The decline in property lending was spread evenly between first time buyers and home movers, the figures from the Council of Mortgage Lenders shows.

But conditions of entry on the property ladder for first time buyers are tougher than ever before. Lending criteria were tightened further in response to the worsening economy and falling property prices, creating a barrier for many first time buyers wishing to enter the market. The typical first time buyer deposit in January was 24%, the largest amount on record.

However, at the same time lower interest rates and income multiples have made payments easier for those able to obtain credit. First time buyers typically borrowed three times their income in January and the average loan was £97,000. The typical first time buyer spent 15.8% of income on mortgage interest payments, the lowest proportion since July 2004.

'The current withdrawal of many specialist, small and foreign lenders from new lending has created a huge gap in the capacity to fund mortgages to match consumer demand and this is continuing in 2009,' said Michael Coogan, director general of the CML whose members undertake around 98% of mortgage lending in the UK.

'People want to know why lenders are not lending.
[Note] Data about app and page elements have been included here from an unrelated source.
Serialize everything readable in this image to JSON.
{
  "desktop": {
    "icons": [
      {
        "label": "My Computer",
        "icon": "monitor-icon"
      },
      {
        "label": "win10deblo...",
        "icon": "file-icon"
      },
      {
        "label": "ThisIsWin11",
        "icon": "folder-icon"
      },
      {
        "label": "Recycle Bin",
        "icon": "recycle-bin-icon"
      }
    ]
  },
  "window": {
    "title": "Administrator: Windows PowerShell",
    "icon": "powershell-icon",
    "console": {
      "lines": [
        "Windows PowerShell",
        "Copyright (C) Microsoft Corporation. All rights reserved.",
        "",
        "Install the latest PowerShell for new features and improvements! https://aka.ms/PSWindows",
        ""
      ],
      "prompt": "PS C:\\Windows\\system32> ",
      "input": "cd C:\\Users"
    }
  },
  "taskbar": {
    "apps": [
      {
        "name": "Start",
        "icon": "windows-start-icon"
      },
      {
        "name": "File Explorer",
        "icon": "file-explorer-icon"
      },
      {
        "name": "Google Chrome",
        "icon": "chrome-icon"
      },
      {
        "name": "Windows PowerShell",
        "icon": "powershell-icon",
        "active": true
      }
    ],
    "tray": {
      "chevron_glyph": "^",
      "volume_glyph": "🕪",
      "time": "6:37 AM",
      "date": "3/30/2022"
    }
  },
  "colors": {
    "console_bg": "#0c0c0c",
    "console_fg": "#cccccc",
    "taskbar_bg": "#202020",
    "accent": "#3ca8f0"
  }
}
They are, but government schemes to restore the flow of funds are primarily focused on a few large banks and recent lending commitments by a few lenders cannot fill the gap overnight although we hope to see more funds flowing into mortgage activity later in the year,' he added.

The data also shows that remortgaging activity from £5.6 million in December to £6 billion but despite the modest increase month on month, the CML expects demand for remortgaging to remain weak in 2009 as the most attractive option for many borrowers will be to stay on reversion rates in a low interest rate environment.

Tracker mortgages increased in popularity as the average tracker rate fell from 4.26% to 3.64% against a backdrop of lower official rates. For the first time since March 2005 the majority of new lending has not been on fixed rates.